Your answer should be each line of the entries that contains the word "mass", copied in full.

[Website and app data records]
[Start of section]

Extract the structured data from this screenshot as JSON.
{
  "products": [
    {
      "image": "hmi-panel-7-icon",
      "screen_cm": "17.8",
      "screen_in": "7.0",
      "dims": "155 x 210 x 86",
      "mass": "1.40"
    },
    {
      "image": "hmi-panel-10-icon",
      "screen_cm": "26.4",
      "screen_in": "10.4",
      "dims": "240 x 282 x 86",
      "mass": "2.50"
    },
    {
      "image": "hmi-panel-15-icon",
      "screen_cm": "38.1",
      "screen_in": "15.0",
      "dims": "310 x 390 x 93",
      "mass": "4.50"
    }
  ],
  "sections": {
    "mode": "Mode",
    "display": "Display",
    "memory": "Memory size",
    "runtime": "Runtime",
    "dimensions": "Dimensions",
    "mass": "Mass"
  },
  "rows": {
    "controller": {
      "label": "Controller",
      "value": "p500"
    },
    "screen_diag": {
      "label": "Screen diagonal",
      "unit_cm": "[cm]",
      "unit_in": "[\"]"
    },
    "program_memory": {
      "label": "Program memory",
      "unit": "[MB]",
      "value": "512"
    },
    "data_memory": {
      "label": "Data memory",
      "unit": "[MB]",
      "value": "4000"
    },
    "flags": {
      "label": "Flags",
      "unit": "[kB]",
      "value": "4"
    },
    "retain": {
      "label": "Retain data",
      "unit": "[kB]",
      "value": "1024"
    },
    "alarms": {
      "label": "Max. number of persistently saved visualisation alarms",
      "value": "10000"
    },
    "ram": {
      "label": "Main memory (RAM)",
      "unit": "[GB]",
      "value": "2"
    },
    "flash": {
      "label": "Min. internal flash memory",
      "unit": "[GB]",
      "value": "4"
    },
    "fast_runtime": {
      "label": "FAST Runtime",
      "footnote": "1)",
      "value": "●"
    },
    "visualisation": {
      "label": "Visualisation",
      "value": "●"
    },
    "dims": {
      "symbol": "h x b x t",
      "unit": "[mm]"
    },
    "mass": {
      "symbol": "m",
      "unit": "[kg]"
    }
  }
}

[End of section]

Task solution »
      "mass": "1.40"
      "mass": "2.50"
      "mass": "4.50"
    "mass": "Mass"
    "mass": {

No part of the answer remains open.